A comprehensive solo exhibition of Fritz Bultman's work will be on view at Edelman Arts from April 3 to May 11 2013. The exhibition will be accompanied by an illustrated catalogue with an essay by cultural historian Charles A. Riley II, PhD.

Fritz Bultman taught in New York at the Pratt Institute from 1950 to 1959, and at Hunter College from 1960 to 1960. In 1964-1965, he traveled to Paris with a fellowship from Fulbright.  In 1968, he served as co-founder of the Provincetown Fine Arts Work Center in Provincetown, Massachusetts. In addition, Bultman received grants from the Guggenheim Foundation and the Art Institute of Chicago.  

Bultman's work has been exhibited widely, including one-man retrospectives at the New Orleans Museum of Art, the Georgia Museum of Art, and Hunter College in New York.
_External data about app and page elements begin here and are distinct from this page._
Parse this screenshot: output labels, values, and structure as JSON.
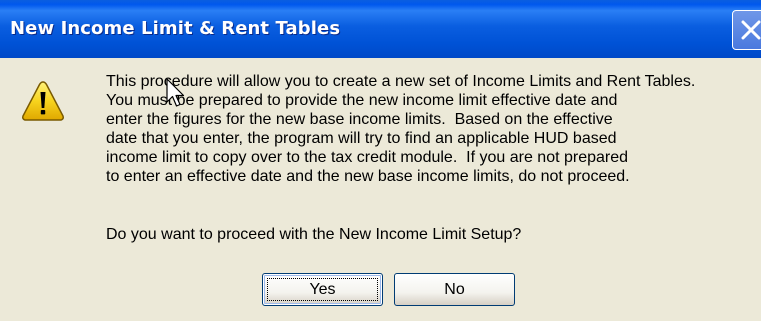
{
  "dialog": {
    "title": "New Income Limit & Rent Tables",
    "message": "This procedure will allow you to create a new set of Income Limits and Rent Tables.\nYou must be prepared to provide the new income limit effective date and\nenter the figures for the new base income limits.  Based on the effective\ndate that you enter, the program will try to find an applicable HUD based\nincome limit to copy over to the tax credit module.  If you are not prepared\nto enter an effective date and the new base income limits, do not proceed.",
    "question": "Do you want to proceed with the New Income Limit Setup?",
    "buttons": {
      "yes_label": "Yes",
      "no_label": "No"
    },
    "icon": "warning-icon"
  },
  "colors": {
    "titlebar": "#0a5ee0",
    "dialog_bg": "#ece9d8",
    "warning_yellow": "#f7d31e"
  }
}
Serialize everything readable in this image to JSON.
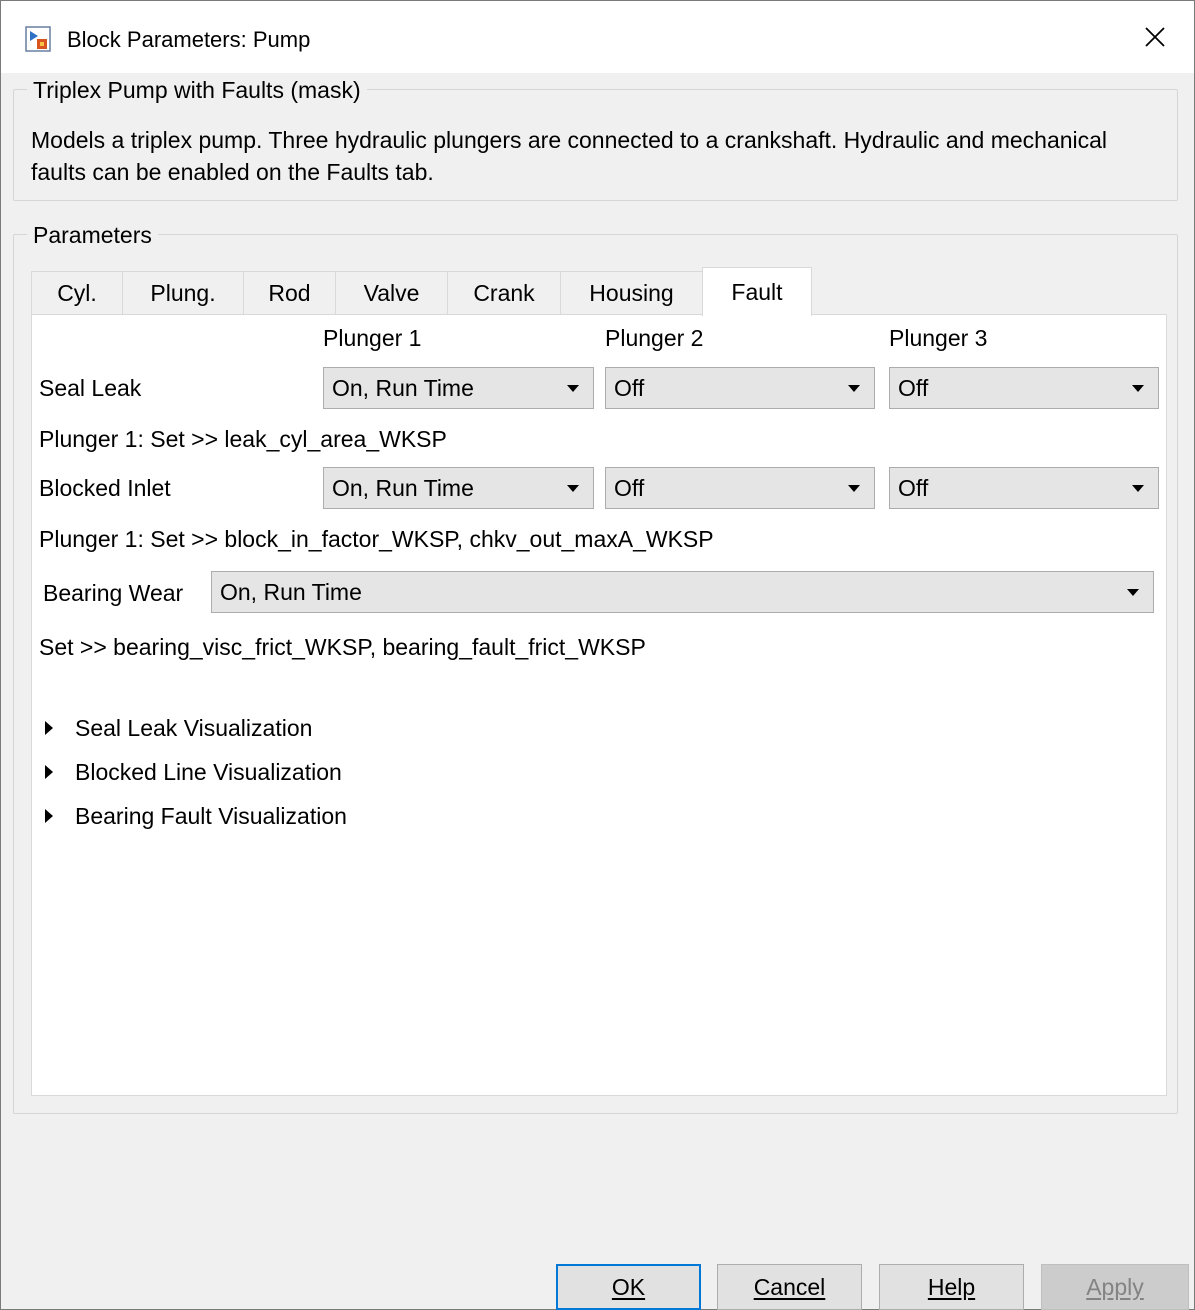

His work has appeared in numerous public collections, including the Solomon R. Guggenheim Museum (New York, NY), the Museum of Modern Art (New York, NY), the Metropolitan Museum of Art (New York, NY), the Whitney Museum of American Art (New York, NY), the Smithsonian American Art Museum (Washington, DC), the Museum of Fine Arts (Boston, MA), the Provincetown Art Association and Museum (Provincetown, MA) and the New Orleans Museum of Art (New Orleans, LA). Edelman Arts has exhibited work by Bultman in the past, in "Abstraction: What Is Real" (March 2012), and in the Winter Group Show (December 2012). A monumental triptych by Fritz Bultman will be featured in the forthcoming exhibition "AB-EX RE-CON" at the Nassau County Museum of Art in Roslyn, NY from March 9-June 16, 2013.